Interface dataset entries:
———

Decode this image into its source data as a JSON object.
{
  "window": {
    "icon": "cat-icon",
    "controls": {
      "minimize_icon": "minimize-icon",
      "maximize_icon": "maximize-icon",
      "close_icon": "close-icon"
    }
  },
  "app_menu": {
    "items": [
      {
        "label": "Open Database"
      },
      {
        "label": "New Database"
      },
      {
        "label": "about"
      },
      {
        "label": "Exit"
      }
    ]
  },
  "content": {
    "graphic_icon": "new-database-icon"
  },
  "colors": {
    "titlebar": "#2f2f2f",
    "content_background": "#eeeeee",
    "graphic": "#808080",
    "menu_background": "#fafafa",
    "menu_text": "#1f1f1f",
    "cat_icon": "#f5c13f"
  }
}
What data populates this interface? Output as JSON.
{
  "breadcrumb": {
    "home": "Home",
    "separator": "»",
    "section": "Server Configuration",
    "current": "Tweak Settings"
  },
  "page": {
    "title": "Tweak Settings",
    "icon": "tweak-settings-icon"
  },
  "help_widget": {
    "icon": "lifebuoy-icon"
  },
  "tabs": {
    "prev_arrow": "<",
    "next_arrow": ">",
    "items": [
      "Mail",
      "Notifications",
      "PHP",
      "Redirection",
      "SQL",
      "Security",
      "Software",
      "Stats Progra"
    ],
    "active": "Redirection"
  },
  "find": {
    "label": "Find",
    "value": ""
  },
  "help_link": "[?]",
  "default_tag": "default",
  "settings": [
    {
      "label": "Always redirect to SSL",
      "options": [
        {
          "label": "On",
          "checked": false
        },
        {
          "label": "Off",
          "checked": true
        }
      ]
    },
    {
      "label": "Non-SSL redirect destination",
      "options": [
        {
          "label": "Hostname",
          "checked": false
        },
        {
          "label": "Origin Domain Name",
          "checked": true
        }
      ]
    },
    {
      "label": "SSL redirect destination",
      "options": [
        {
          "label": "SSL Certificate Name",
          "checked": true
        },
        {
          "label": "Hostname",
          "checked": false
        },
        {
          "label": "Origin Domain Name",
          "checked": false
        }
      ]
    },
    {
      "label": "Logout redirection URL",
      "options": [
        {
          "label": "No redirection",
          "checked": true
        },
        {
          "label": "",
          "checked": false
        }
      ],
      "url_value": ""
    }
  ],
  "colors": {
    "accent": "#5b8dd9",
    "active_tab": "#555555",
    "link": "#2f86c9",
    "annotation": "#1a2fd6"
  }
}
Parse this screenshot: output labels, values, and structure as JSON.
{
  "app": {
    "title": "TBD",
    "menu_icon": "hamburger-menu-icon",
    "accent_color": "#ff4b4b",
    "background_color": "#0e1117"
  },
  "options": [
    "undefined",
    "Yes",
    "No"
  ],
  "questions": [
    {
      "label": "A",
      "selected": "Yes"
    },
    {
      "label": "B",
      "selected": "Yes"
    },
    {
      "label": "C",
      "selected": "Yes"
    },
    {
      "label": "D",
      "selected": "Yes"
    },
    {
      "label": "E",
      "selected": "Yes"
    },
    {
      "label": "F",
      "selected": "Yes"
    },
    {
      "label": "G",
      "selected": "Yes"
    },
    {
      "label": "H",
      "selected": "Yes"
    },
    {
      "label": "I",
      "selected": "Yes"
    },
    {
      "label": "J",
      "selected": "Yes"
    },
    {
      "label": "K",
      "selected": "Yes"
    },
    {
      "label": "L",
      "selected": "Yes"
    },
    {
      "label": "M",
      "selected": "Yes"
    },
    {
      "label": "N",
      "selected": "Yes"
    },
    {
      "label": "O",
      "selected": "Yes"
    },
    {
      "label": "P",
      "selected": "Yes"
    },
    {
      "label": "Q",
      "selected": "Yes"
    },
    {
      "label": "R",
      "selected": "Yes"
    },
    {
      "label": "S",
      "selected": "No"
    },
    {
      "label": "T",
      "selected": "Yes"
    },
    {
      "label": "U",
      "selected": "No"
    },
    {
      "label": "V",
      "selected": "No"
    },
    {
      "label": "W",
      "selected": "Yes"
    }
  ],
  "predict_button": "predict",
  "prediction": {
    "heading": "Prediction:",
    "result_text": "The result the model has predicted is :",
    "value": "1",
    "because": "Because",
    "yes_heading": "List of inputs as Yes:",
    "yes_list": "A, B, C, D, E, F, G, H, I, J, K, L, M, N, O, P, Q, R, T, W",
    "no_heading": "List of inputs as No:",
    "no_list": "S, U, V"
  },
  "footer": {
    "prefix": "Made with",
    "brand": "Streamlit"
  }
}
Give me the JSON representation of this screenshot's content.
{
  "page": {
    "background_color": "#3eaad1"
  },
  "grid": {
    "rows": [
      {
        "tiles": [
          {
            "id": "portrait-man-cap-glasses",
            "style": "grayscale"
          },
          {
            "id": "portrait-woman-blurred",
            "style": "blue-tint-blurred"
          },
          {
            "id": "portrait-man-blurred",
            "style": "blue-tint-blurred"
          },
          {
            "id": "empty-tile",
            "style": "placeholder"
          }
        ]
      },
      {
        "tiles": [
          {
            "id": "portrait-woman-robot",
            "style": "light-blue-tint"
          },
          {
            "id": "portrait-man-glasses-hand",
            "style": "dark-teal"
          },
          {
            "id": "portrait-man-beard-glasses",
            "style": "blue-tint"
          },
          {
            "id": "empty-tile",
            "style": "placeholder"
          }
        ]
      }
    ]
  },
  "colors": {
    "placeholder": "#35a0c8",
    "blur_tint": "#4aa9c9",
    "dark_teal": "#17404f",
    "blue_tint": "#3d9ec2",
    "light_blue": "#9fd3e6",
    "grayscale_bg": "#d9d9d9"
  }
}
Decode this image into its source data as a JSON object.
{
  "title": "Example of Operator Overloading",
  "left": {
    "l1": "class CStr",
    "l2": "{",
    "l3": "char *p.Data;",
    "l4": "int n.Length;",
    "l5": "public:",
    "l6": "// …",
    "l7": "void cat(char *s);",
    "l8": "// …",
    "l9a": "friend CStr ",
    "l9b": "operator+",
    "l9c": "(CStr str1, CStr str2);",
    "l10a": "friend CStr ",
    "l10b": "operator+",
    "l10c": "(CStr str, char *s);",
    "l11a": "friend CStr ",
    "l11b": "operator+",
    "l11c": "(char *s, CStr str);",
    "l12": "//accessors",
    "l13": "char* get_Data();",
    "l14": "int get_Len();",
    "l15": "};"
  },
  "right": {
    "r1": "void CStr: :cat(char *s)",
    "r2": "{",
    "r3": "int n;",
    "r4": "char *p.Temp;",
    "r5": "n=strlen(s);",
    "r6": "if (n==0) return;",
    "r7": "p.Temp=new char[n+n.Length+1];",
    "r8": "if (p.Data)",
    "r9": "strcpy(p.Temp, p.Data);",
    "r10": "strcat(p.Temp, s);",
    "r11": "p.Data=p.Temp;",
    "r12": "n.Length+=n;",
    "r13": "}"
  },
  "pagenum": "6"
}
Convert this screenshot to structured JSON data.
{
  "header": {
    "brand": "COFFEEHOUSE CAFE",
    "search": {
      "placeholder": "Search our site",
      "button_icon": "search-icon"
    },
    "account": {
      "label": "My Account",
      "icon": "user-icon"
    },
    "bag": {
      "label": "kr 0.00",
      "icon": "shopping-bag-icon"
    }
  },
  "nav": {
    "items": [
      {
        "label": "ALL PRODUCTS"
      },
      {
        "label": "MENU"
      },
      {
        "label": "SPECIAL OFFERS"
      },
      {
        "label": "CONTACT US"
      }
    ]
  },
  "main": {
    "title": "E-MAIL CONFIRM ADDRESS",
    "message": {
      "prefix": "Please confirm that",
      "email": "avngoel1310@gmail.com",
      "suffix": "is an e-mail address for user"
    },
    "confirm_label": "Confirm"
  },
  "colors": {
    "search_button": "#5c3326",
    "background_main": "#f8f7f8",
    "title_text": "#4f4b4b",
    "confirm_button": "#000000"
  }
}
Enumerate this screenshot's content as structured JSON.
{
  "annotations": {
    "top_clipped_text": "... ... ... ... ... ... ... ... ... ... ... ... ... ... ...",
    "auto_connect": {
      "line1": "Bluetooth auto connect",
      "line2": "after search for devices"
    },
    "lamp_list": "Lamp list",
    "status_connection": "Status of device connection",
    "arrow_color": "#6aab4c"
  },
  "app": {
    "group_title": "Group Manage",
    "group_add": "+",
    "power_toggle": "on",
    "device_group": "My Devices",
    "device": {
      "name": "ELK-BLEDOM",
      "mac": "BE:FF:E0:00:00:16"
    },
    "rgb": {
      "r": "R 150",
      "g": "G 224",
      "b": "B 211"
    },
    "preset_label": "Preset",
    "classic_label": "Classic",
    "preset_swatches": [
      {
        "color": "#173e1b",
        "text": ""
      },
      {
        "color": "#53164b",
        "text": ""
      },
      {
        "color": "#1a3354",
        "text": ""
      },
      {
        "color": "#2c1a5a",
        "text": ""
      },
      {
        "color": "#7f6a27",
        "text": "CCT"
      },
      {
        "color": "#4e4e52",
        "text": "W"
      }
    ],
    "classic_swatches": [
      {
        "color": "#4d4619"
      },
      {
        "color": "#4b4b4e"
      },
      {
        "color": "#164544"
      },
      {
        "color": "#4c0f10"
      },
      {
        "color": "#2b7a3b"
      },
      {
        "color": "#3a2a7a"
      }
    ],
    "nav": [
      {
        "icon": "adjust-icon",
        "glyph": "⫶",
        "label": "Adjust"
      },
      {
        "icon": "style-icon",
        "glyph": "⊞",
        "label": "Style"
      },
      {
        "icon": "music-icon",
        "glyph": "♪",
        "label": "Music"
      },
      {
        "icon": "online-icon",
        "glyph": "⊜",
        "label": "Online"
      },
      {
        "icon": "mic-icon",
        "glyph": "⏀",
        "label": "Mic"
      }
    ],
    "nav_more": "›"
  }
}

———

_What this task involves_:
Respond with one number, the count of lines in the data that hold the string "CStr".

_Reply_:
8